## WHAT IS EXPECTED
Each record must be reproduced exactly as it is shown.

## DATA SECTION
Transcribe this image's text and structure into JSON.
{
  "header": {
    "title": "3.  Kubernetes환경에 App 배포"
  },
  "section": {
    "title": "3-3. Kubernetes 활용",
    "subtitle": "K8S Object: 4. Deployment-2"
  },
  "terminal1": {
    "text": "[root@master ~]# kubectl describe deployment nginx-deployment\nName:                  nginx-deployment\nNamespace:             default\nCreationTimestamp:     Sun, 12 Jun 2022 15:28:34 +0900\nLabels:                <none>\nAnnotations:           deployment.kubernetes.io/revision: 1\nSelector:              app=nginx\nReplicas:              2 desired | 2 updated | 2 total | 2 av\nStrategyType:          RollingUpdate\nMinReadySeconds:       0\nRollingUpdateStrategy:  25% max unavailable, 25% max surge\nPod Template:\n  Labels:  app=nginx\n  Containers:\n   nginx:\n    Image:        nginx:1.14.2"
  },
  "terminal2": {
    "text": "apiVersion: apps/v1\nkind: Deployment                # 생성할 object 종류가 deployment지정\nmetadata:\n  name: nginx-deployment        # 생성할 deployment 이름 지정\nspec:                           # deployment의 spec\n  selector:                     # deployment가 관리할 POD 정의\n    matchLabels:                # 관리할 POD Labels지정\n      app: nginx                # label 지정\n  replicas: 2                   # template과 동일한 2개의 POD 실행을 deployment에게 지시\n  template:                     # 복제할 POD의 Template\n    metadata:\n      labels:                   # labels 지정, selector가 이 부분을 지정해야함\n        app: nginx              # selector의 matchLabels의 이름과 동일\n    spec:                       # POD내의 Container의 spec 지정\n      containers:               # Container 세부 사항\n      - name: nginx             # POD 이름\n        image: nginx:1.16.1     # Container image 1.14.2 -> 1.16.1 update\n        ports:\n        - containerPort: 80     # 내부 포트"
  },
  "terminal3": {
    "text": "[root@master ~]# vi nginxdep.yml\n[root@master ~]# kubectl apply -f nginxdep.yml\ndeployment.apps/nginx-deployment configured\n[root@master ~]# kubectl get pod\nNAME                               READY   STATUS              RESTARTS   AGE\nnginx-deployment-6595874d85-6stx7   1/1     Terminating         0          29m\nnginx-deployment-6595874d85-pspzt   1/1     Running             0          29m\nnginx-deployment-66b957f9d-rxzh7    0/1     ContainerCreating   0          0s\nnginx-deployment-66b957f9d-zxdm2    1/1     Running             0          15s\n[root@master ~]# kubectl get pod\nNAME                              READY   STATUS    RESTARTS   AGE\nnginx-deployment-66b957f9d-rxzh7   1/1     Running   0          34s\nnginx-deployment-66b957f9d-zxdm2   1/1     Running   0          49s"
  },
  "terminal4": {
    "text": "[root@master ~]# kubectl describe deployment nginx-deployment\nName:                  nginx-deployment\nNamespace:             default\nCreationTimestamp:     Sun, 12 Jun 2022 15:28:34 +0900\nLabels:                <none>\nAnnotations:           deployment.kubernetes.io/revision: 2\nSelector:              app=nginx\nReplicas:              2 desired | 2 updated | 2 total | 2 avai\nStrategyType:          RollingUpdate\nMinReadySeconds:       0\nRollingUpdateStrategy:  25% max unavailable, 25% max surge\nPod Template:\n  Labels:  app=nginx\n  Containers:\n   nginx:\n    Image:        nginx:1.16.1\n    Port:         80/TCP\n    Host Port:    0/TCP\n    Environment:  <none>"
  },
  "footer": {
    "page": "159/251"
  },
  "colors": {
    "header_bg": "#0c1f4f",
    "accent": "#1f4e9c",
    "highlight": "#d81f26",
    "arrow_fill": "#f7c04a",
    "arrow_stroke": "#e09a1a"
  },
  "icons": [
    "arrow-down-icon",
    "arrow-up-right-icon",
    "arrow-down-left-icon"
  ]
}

## RESPONSE
Transcribe this image's text and structure into JSON.
{
  "header": {
    "title": "3.  Kubernetes환경에 App 배포"
  },
  "section": {
    "title": "3-3. Kubernetes 활용",
    "subtitle": "K8S Object: 4. Deployment-2"
  },
  "terminal1": {
    "text": "[root@master ~]# kubectl describe deployment nginx-deployment\nName:                  nginx-deployment\nNamespace:             default\nCreationTimestamp:     Sun, 12 Jun 2022 15:28:34 +0900\nLabels:                <none>\nAnnotations:           deployment.kubernetes.io/revision: 1\nSelector:              app=nginx\nReplicas:              2 desired | 2 updated | 2 total | 2 av\nStrategyType:          RollingUpdate\nMinReadySeconds:       0\nRollingUpdateStrategy:  25% max unavailable, 25% max surge\nPod Template:\n  Labels:  app=nginx\n  Containers:\n   nginx:\n    Image:        nginx:1.14.2"
  },
  "terminal2": {
    "text": "apiVersion: apps/v1\nkind: Deployment                # 생성할 object 종류가 deployment지정\nmetadata:\n  name: nginx-deployment        # 생성할 deployment 이름 지정\nspec:                           # deployment의 spec\n  selector:                     # deployment가 관리할 POD 정의\n    matchLabels:                # 관리할 POD Labels지정\n      app: nginx                # label 지정\n  replicas: 2                   # template과 동일한 2개의 POD 실행을 deployment에게 지시\n  template:                     # 복제할 POD의 Template\n    metadata:\n      labels:                   # labels 지정, selector가 이 부분을 지정해야함\n        app: nginx              # selector의 matchLabels의 이름과 동일\n    spec:                       # POD내의 Container의 spec 지정\n      containers:               # Container 세부 사항\n      - name: nginx             # POD 이름\n        image: nginx:1.16.1     # Container image 1.14.2 -> 1.16.1 update\n        ports:\n        - containerPort: 80     # 내부 포트"
  },
  "terminal3": {
    "text": "[root@master ~]# vi nginxdep.yml\n[root@master ~]# kubectl apply -f nginxdep.yml\ndeployment.apps/nginx-deployment configured\n[root@master ~]# kubectl get pod\nNAME                               READY   STATUS              RESTARTS   AGE\nnginx-deployment-6595874d85-6stx7   1/1     Terminating         0          29m\nnginx-deployment-6595874d85-pspzt   1/1     Running             0          29m\nnginx-deployment-66b957f9d-rxzh7    0/1     ContainerCreating   0          0s\nnginx-deployment-66b957f9d-zxdm2    1/1     Running             0          15s\n[root@master ~]# kubectl get pod\nNAME                              READY   STATUS    RESTARTS   AGE\nnginx-deployment-66b957f9d-rxzh7   1/1     Running   0          34s\nnginx-deployment-66b957f9d-zxdm2   1/1     Running   0          49s"
  },
  "terminal4": {
    "text": "[root@master ~]# kubectl describe deployment nginx-deployment\nName:                  nginx-deployment\nNamespace:             default\nCreationTimestamp:     Sun, 12 Jun 2022 15:28:34 +0900\nLabels:                <none>\nAnnotations:           deployment.kubernetes.io/revision: 2\nSelector:              app=nginx\nReplicas:              2 desired | 2 updated | 2 total | 2 avai\nStrategyType:          RollingUpdate\nMinReadySeconds:       0\nRollingUpdateStrategy:  25% max unavailable, 25% max surge\nPod Template:\n  Labels:  app=nginx\n  Containers:\n   nginx:\n    Image:        nginx:1.16.1\n    Port:         80/TCP\n    Host Port:    0/TCP\n    Environment:  <none>"
  },
  "footer": {
    "page": "159/251"
  },
  "colors": {
    "header_bg": "#0c1f4f",
    "accent": "#1f4e9c",
    "highlight": "#d81f26",
    "arrow_fill": "#f7c04a",
    "arrow_stroke": "#e09a1a"
  },
  "icons": [
    "arrow-down-icon",
    "arrow-up-right-icon",
    "arrow-down-left-icon"
  ]
}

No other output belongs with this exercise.